Our next option would be to go with the slowest film or ISO setting we can. That's nice, it will give us nicely saturated, noise free shots... but there are constraints.
Since our problem is that too much light is entering the lens, the simple fix is to block a few of that light.
Enter the 'Neutral Density Filter'.
The neutral density filter is a filter that's made to obstruct a certain amount of light. That's all! It does not alter the light in any manner - it is neutral. The light entering the lens has all the same properties; there's just less of it.
Voilla! You are now able to shoot at waterfall that is cotton sweet, that sleek - on a bright sunny day!
Neutral density filters come in a variety of strengths. You can block one stop of light, three, five, and so on. Plus various densities can be 'stacked' for even more light blockage. You may set a five stop and also a three stop neutral density filter collectively for eight full stops! (That's a LOT of light!)

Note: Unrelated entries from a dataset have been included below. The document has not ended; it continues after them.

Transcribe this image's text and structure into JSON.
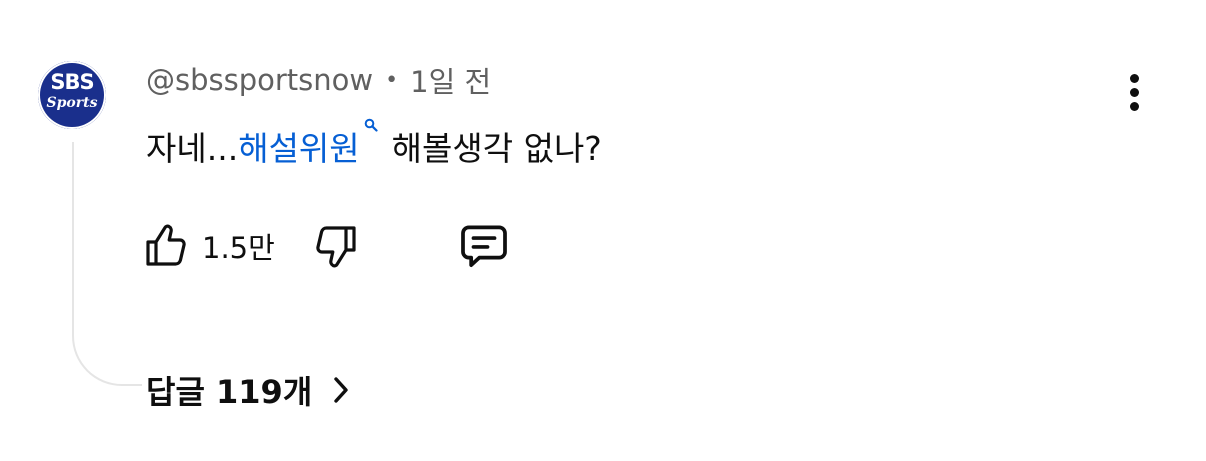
{
  "comment": {
    "avatar": {
      "logo_top": "SBS",
      "logo_bottom": "Sports",
      "color": "#1a2f8c"
    },
    "author": "@sbssportsnow",
    "separator": "•",
    "time": "1일 전",
    "text_before": "자네...",
    "search_link": "해설위원",
    "text_after": "해볼생각 없나?",
    "link_color": "#065fd4",
    "like_count": "1.5만",
    "replies_label": "답글 119개",
    "icons": {
      "more": "more-vertical-icon",
      "search": "search-icon",
      "like": "thumbs-up-icon",
      "dislike": "thumbs-down-icon",
      "reply": "comment-icon",
      "replies": "chevron-right-icon"
    }
  }
}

Neutral density filters have tons of uses, not only for waterfalls. In tomorrows photo tip post, I Will go into even more cool things that you can do to enhance your landscape photography with these camera gear accessories that are vital.